Pull every line containing the word "JSON" from the records.

::::

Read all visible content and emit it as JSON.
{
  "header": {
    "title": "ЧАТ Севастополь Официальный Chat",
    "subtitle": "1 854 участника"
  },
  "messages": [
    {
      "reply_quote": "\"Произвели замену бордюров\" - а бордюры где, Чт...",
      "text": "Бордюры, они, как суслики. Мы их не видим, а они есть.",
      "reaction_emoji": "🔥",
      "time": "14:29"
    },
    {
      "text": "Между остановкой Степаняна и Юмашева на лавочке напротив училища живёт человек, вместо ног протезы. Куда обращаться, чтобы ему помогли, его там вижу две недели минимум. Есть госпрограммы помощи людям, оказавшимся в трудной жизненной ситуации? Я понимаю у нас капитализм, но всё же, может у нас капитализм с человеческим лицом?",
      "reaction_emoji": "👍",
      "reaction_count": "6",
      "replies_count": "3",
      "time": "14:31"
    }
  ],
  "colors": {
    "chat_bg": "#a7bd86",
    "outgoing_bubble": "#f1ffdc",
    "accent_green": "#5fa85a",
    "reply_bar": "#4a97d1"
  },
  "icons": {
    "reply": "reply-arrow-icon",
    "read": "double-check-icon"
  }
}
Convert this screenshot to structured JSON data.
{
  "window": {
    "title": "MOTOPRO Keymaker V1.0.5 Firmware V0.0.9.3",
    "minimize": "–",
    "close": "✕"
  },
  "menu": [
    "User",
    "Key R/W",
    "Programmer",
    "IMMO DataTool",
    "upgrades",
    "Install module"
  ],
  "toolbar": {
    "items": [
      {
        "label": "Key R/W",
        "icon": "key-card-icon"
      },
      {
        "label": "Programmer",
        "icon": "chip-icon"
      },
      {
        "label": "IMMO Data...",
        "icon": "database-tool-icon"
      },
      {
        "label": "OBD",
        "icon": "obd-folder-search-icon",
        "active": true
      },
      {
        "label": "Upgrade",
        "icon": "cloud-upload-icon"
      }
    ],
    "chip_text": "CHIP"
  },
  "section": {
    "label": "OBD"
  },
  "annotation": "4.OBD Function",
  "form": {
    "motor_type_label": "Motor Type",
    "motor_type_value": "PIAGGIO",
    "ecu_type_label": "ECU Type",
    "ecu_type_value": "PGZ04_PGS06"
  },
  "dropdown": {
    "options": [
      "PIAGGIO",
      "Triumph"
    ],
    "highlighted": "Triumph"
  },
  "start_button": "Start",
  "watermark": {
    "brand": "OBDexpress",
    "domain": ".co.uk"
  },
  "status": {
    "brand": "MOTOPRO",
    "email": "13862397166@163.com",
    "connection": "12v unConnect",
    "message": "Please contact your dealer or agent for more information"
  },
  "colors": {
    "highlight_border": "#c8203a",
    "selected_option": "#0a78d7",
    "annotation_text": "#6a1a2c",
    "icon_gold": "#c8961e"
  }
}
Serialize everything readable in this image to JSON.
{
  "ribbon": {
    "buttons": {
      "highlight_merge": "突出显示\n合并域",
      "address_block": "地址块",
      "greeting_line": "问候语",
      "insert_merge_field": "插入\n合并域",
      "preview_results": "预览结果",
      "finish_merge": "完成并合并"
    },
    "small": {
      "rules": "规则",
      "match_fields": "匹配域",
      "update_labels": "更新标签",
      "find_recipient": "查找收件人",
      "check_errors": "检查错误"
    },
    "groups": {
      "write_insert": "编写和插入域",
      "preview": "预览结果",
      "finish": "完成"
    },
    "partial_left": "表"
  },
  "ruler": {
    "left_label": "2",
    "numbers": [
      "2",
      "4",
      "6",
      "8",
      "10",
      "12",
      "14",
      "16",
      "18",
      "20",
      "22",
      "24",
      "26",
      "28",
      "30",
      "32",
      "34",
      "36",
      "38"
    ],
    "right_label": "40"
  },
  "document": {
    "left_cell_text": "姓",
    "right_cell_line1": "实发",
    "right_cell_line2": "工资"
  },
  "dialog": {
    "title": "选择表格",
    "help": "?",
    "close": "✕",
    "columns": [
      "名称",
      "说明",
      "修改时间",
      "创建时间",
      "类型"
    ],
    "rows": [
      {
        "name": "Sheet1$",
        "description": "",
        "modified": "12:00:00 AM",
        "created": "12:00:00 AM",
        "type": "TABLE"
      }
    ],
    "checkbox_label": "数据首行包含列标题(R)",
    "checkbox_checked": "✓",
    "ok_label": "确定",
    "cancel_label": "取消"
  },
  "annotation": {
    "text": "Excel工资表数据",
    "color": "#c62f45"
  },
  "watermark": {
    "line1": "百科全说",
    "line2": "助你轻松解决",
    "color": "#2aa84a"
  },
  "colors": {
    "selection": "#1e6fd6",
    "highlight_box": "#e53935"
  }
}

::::

▶ _Output of the exercise_:
Read all visible content and emit it as JSON.
Convert this screenshot to structured JSON data.
Serialize everything readable in this image to JSON.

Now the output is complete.